Followers of the popular conspiracy theory are still present online even as they try to blend in and their slogans are less explicit, research reveals
What happened to QAnon? The conspiracy theory, according to which a large part of the American ruling class is part of one sect of pedophiles Satanists against whom former President Donald Trump would be fighting a secret battle in the name of good, is no longer as present on social media as in recent months. It is though still early to decree its end, according to experts, even if Q has not been heard since December 2020.
Many accounts and groups were banned on major social media last year before the US presidential election, but this crackdown may have come though. too late. The ideas of those who believe in Q “Have cemented their place and are now part of the american folklore“, he has declared Max Rizzuto, a researcher with the Atlantic Council’s Digital Forsensic Research Lab. “I don’t think we’ll ever see him disappear”.
QAnon is a phenomenon that has grown over the last four years and from a few enigmatic messages posted by an anonymous on 4chan and 8chan has come to radicalize hundreds of thousands of people around the world. A survey of March of the Public religion research institute and the interfaith youth core (Prri), currently approx 30 million Americans they think that Q’s theories are partly if not fully founded.
However, after peaks in late summer 2020 and briefly on January 6, slogans of QAnon have largely disappeared from traditional sites, researchers at DfrLabs discovered who tracked 40 million social interactions this spring.
Now online it is difficult to find groups or channels on large platforms that explicitly refer to this mega conspiracy theory. According to the researchers, however, his followers are still there and are trying to blend in making their topics more attractive and in part they have migrated to smaller and less controlled social networks such as Gab and Parler.
“There was a lot of effort, very explicit within the QAnon community to disguise their language “, said Angelo Carusone, president and CEO of Media Matters, a research group that has followed the rise of QAnon.

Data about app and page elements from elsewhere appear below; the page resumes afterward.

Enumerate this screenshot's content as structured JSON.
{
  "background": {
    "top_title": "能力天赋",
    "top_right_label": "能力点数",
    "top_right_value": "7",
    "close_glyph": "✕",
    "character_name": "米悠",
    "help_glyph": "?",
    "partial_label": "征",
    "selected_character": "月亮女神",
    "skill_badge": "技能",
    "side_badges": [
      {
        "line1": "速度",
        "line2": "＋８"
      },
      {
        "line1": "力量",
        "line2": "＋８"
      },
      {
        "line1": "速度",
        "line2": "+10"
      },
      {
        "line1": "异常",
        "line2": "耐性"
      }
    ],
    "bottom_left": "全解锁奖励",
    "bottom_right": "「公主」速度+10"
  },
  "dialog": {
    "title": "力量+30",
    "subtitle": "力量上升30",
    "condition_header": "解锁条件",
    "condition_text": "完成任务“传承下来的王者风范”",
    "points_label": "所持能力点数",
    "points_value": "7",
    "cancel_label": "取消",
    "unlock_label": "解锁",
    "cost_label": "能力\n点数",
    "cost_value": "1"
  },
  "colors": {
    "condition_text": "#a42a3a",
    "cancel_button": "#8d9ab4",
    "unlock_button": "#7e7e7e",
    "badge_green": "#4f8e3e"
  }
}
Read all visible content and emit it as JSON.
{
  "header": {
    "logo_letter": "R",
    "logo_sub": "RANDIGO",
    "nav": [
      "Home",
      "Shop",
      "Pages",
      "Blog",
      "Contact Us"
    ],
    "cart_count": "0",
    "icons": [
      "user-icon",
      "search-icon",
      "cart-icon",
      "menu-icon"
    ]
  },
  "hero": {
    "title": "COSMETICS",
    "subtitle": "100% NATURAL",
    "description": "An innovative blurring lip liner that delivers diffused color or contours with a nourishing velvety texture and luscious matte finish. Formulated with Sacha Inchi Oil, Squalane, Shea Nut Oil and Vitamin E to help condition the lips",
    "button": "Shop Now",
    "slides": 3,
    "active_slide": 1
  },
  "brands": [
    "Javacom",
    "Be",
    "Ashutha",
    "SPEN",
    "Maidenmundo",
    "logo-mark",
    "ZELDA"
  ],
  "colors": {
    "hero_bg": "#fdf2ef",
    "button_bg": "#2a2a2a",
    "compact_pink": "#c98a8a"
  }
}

QAnon now understands an even greater variety of conspiracy theories and has linked itself to groups against vaccines and to those who believe that the November 2020 election was stolen from Donald Trump.
Recently, US federal intelligence officials they warned that QAnon adherents could become more violent and go back to committing actions like the deadly Capitol uprising on January 6. It should also be remembered that a QAnon supporter was elected to Congress.
Meanwhile, Facebook claimed to have removed approximately 3,300 pages, 10,500 groups, 510 events, 18,300 profiles and 27,300 Instagram accounts for violating its policy against QAnon, while Twitter said it had suspended 150,000 such accounts to date. The opinion of many experts, however, is that these measures were taken late, when many people had now fallen into trappola by QAnon.
“If there was ever a time for a social media company to take a stand on QAnon’s content, it would have been Years ago”, Said Rizzuto.